This week’s list of new releases had one major name and was extremely thin on good options for a review. Unfortunately, Michael Kiwanuka’s new album, “Love & Hate” has been held up for a little bit longer, so that limited my choices, even further. Though Miles Davis is usually a shoe-in to get picked, this new release features the addition of mediocre hip-hop lyrics over Davis’ music. The only other acts I was somewhat familiar with, were Beth Orton, Catfish & The Bottlemen and Lacuna Coil. After sampling all of the bands on my list, I narrowed the possibilities down to three. I was leaning toward Clare Maguire and Malcolm Middleton, but ended up with Bonnie Bishop, who I knew nothing about, and her latest release “Ain’t Who I Was”.
“Mercy” begins the album with something that takes the mind back about forty years, with a sound that is a little Maria Muldaur and a little bit more Bonnie Raitt. The guitar and organ bring the blues along with some savory soul.

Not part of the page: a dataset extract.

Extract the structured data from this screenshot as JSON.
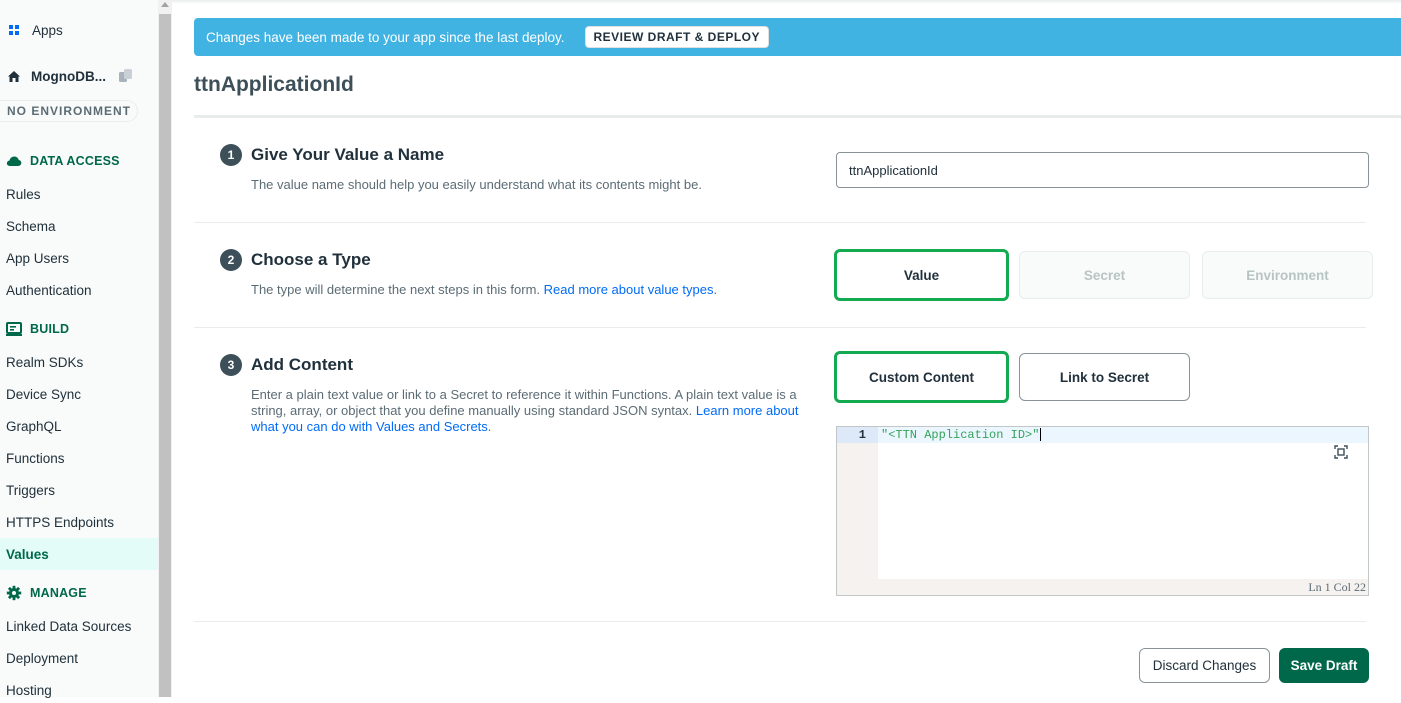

The soul-country feel of the heartfelt “Be With You” is song from a man’s perspective. Bonnie shows-off the various textures of her remarkable voice on this track about that once-in-a-lifetime love and how it is all you want when you find it.
“Looking For You” has somewhat of a 70’s feel for modern times, like Shelby Lynne or Lake Street Dive. Bonnie’s vocals seem a bit softer and smoother, than the first two tracks, which makes you want to roll in it, like a freshly manicured lawn.
“Done Died” unearths relics of the old traditions and builds new blues on that hallowed ground. This is a wonderful tune that finds Bonnie going in the direction of Susan Tedeschi, with a distinct spiritual flavor.
The gospel-country of “Poor Man’s Melody” speaks of hope that is dependent on personal growth. I really appreciate the mix of different styles of music, that is apparent on this cut.
“Broken” is another cut that really has a Shelby Lynne vibe. The lyrics are deep and deal with making a change for the better, but not always for the easier.
The singing on “Too Late” is quite impressive with some long notes and impeccable control. The music is 70’s soul with rock guitar, maybe Donna Summer doing a Rick James tune.
From my first listen to “Ain’t Who I Was”, I instantly envisioned the title track being performed on ‘Hee-Haw’ back in the late 70’s or early 80’s.
“Not Cause I Wanted To” is another country song about the hard choices we sometimes have to make, and how sometimes those choices cost us some good things. Bishop sings in a whisper at points, which speaks decibels louder than anyone screaming the same lyrics.
Vintage soul permeates “You Will Be Loved” with some Lucinda Williams influence, and incredible vocal control, to finish-out the ten song album.
After listening to “Ain’t Who I Was”, for the first time, I did some research on Bonnie Bishop, and was a little surprised at what I discovered. The singer/songwriter, has been making music for many years and has released six albums to date. She started as more of a country rocker from Texas, who had relocated to Nashville to write and perform. Her big break came in 2012 when Bonnie Raitt included “Not Cause I Wanted To”, which Bishop had co-written, on her Grammy winning album “Slipstream”. After taking a break to go back to school to further her creative writing ability, she got a call from David Cobb, who had heard some of her music. Cobb is a producer, whose credits include the recent huge releases from Jason Isbell, Chris Stapleton and Sturgill Simpson, so when he encouraged Bishop to go more of the soul route, she listened. I won’t say this is an instant Grammy winner, but Bonnie Bishop has found a perfect blend of the country she loves and the soul that is just part of her delivery, and obviously there are others who hear it, too. I would suggest “Ain’t Who I Was” to anyone who grooves to Shelby Lynne, Bonnie Raitt or Susan Tedeschi. That’s What I Know, So That’s What You Know!! Enjoy!!
HAPPY LISTENING!!!! 😉